Does this wave of rap have any specifically Swiss traits? Thibault Eigenmann believes that it is the product of Geneva’s suburbs. He stresses that these estates do not experience the endemic problems and violence experienced by some French suburbs, which are described in French rap. However, he reveals that the families of the artists whose work he produces have sometimes had to fight to escape it. “Switzerland provides high-quality state education,” he says, before describing the distinctive environment of the suburbs, which have an extremely high number of foreigners. “Children whose parents speak a foreign language and who grow up in multicultural environments have slightly different language and express themselves in edgier ways. This may be because they are not sure what they are saying, so pronounce words more emphatically. I think that’s why young people from the estates are more likely to rap than those from more affluent parts of town”.
The lyrics penned by the Superwak Clique rappers sometimes borrow from clichés from American gangsta rap, but are not based on an ultra-violent reality. “The cover of Gun Love Fiction, Makala’s album released in 2017, shows a handgun pointed at someone’s head. It’s a violent image, but also a cinematographic depiction of violence, used to discuss our society’s ills and achievements,” states the co-founder of the Colors label. The fact that rap from French-speaking Switzerland is more objective means that it can be exported to France and other French-speaking countries. “These rappers are like big fish in a small pond,” says Hadrien Mauron, who occasionally bumps into artists from this scene at the McDonald’s on the corner.

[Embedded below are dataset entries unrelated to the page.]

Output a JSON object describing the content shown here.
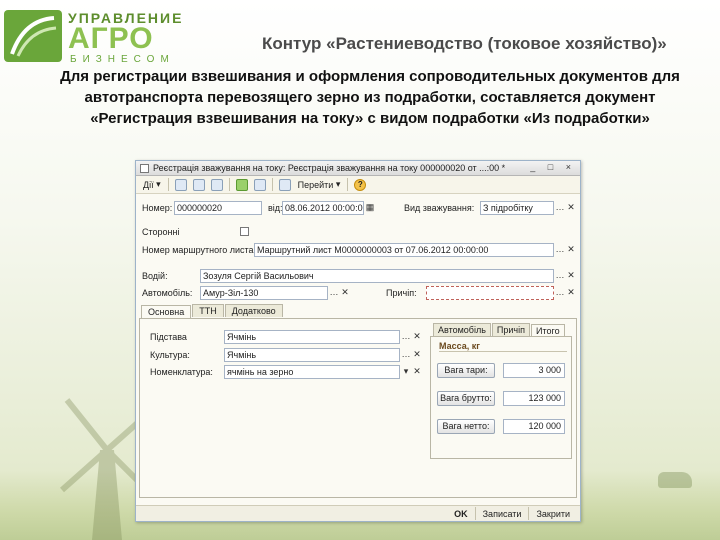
{
  "logo": {
    "top": "УПРАВЛЕНИЕ",
    "mid": "АГРО",
    "bottom": "БИЗНЕСОМ"
  },
  "slide": {
    "title": "Контур «Растениеводство (токовое хозяйство)»",
    "headline": "Для регистрации взвешивания и оформления сопроводительных документов для автотранспорта перевозящего зерно из подработки, составляется документ «Регистрация взвешивания на току» с видом подработки «Из подработки»"
  },
  "window": {
    "title": "Реєстрація зважування на току: Реєстрація зважування на току 000000020 от ...:00 *",
    "controls": "_ □ ×"
  },
  "toolbar": {
    "actions": "Дії",
    "goto": "Перейти",
    "help": "?"
  },
  "form": {
    "number_label": "Номер:",
    "number": "000000020",
    "date_label": "від:",
    "date": "08.06.2012 00:00:00",
    "kind_label": "Вид зважування:",
    "kind": "З підробітку",
    "third_party_label": "Сторонні",
    "route_label": "Номер маршрутного листа:",
    "route": "Маршрутний лист М0000000003 от 07.06.2012 00:00:00",
    "driver_label": "Водій:",
    "driver": "Зозуля Сергій Васильович",
    "car_label": "Автомобіль:",
    "car": "Амур-Зіл-130",
    "trailer_label": "Причіп:",
    "trailer": ""
  },
  "tabs": [
    "Основна",
    "ТТН",
    "Додатково"
  ],
  "main": {
    "basis_label": "Підстава",
    "basis": "Ячмінь",
    "culture_label": "Культура:",
    "culture": "Ячмінь",
    "nomen_label": "Номенклатура:",
    "nomen": "ячмінь на зерно"
  },
  "subtabs": [
    "Автомобіль",
    "Причіп",
    "Итого"
  ],
  "mass": {
    "title": "Масса, кг",
    "tare_label": "Вага тари:",
    "tare": "3 000",
    "gross_label": "Вага брутто:",
    "gross": "123 000",
    "net_label": "Вага нетто:",
    "net": "120 000"
  },
  "status": {
    "ok": "OK",
    "save": "Записати",
    "close": "Закрити"
  }
}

The political rappers
French-speaking Switzerland has a history of political rap. For example, in 1993, Sens Unik, a band from Lausanne that was a key part of the emerging French hip-hop scene, shared its view of the nation in “L’île au trésor (Treasure Island)”: “Il existe une île au trésor. Un pays fantasmagorique qui n’est autre qu’un coffre fort. Où sont dissimulées des montagnes de pièces d’or coulées par des âmes sanguinaires dans les moules de la mort (There’s a treasure island. A fantasy land which is nothing but a vault. Where there are hidden mountains of gold coins cast by bloodthirsty souls in moulds of death)”. In 2003, Stress, a rapper from Lausanne, attacked the Swiss People’s Party in “Fuck Blocher”: “Ce pays si prospère a voté pour la peur. Comment un pays aussi multiculturel que la Suisse accepte au Conseil fédéral Blocher, ce raciste. Le blème, c’est que les jeunes ça les botte pas donc ils ne votent pas (This country that’s so wealthy voted for fear. How can a nation as multicultural as Switzerland elect this racist Blocher to the Federal Council. The problem is that young people don’t care, so they don’t vote)”.